The peak night of the 2014 Geminid meteor shower will probably occur on the night of December 13 (morning of December 14). The night before (December 12-13) may offer a decent sprinkling of meteors as well. And you could try watching on December 14-15, if all else fails. The meteors tend to be few and far between at early evening, but intensify in number as evening deepens into late night. Don’t let the late-night moonlight discourage you from watching after midnight, or during the peak viewing hours. Geminid meteors are bright!
Ten oddities and misconceptions about space that you may – or may not – have heard before.
Old Man Winter seems to have gone maverick in the Northern Hemisphere over the last few years. Take 2014 as an example. It’s on track to be the warmest globally in more than a century of record-keeping, with May, June, August, and September all setting world heat records for those particular months. Yet February only managed to tie for 21st warmest globally, mainly because of two regions of prolonged cold across North America and central Eurasia.
Here is the sun’s innermost planet, Mercury, imaged on September 15, 2014 by the MESSENGER spacecraft. This is of the highest resolution images of Mercury ever obtained. MESSENGER has been orbiting Mercury since 2011, but now the craft’s fuel is nearly depleted. It is slipping toward Mercury in orbit, and space engineers have been periodically boosting it higher. MESSENGER will impact Mercury in March 2015. For now, we’re getting some of the best-ever Mercury pics.

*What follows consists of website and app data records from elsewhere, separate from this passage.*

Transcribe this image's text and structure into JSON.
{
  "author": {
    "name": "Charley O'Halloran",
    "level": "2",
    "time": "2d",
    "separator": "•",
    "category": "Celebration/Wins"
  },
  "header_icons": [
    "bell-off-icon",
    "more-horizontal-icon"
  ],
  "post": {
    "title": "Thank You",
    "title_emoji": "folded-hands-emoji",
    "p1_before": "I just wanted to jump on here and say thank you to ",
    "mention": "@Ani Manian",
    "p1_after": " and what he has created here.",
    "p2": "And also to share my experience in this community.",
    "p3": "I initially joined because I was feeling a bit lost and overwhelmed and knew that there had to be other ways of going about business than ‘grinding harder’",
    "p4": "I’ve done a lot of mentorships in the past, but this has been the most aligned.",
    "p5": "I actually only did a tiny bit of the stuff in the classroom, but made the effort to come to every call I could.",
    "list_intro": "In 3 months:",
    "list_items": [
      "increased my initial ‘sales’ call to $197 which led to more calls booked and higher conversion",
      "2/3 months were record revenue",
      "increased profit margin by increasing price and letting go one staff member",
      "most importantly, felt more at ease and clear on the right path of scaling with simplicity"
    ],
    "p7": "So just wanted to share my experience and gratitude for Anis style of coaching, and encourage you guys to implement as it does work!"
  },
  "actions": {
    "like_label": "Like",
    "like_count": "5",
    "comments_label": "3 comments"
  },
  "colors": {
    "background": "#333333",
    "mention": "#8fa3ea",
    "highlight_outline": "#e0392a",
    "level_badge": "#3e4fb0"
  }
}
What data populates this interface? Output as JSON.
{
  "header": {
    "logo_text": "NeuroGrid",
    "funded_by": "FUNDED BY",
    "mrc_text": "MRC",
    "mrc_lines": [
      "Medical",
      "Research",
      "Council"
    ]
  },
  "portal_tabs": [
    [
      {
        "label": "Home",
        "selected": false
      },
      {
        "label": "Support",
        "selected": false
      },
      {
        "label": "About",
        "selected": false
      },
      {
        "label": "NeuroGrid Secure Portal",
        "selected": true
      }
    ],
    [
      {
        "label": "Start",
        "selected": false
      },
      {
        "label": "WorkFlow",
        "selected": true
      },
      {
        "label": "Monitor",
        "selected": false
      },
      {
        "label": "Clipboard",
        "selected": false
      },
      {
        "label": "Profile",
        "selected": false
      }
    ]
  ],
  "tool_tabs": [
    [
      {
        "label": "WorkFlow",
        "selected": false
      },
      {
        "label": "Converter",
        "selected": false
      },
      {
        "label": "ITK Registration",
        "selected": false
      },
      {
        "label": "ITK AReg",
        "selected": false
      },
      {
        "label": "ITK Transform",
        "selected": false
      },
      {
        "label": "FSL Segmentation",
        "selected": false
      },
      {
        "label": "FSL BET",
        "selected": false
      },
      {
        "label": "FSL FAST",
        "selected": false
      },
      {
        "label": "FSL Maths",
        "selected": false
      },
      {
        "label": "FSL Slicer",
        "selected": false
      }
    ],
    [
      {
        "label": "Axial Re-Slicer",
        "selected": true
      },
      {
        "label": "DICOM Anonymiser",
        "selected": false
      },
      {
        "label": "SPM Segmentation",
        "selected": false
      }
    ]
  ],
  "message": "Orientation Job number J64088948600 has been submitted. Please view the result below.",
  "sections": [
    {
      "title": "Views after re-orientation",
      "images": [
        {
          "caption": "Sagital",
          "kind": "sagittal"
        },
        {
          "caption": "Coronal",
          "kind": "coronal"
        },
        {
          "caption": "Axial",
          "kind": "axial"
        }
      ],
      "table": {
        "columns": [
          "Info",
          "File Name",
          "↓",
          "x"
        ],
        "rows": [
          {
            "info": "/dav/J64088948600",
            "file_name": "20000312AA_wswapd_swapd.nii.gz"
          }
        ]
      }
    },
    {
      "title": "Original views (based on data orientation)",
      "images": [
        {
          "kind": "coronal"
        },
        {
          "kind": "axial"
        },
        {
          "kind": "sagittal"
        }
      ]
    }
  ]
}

November 20, 1889. Happy birthday, Edwin Hubble! The Hubble Space Telescope is named for this astronomer. How did this honor come to be? Hubble’s work was pivotal in changing our entire cosmology: our idea of the universe as a whole.
Lake-effect snow is nothing new for those north and east of Lakes Erie and Ontario. When it happens, snow totals climb over three to four feet (over a meter) in less than 24 hours. In isolated spots around the Buffalo, New York area this week, over five feet (1.5 meters!) of snow fell earlier this week, and a second round is happening and expected to continue through Friday.
Faced with lousy soil conditions, some plants came up with a novel solution – eating meat. They may look all stationary and defenseless, but don’t be fooled. Carnivorous plants would eat you if they had the chance.
On November 3, the U.S. Federal Emergency Management Agency issued a disaster declaration for the area impacted by the Kilauea lava flow. The new lava has been slowly making its way across the Big Island of Hawaii since June 27. So far, the lava has destroyed one home.
November 14 1963. On this date, a cook aboard a trawler called Ísleifur II – sailing south of Iceland – spotted a column of dark smoke rising from the surface of the sea. The ship’s captain thought it be a boat on fire and turned his vessel to investigate. What they found was an island in the process of being born: explosive volcanic eruptions originating from below the sea surface, belching black columns of ash. The new island was later named Surtsey, for Surtur, a fire jötunn (a mythological race of Norse giants). Click inside for its story.
As of Thursday morning, November 13 – after initially failing to attach to the surface – Philae is now stable and is sending back pictures.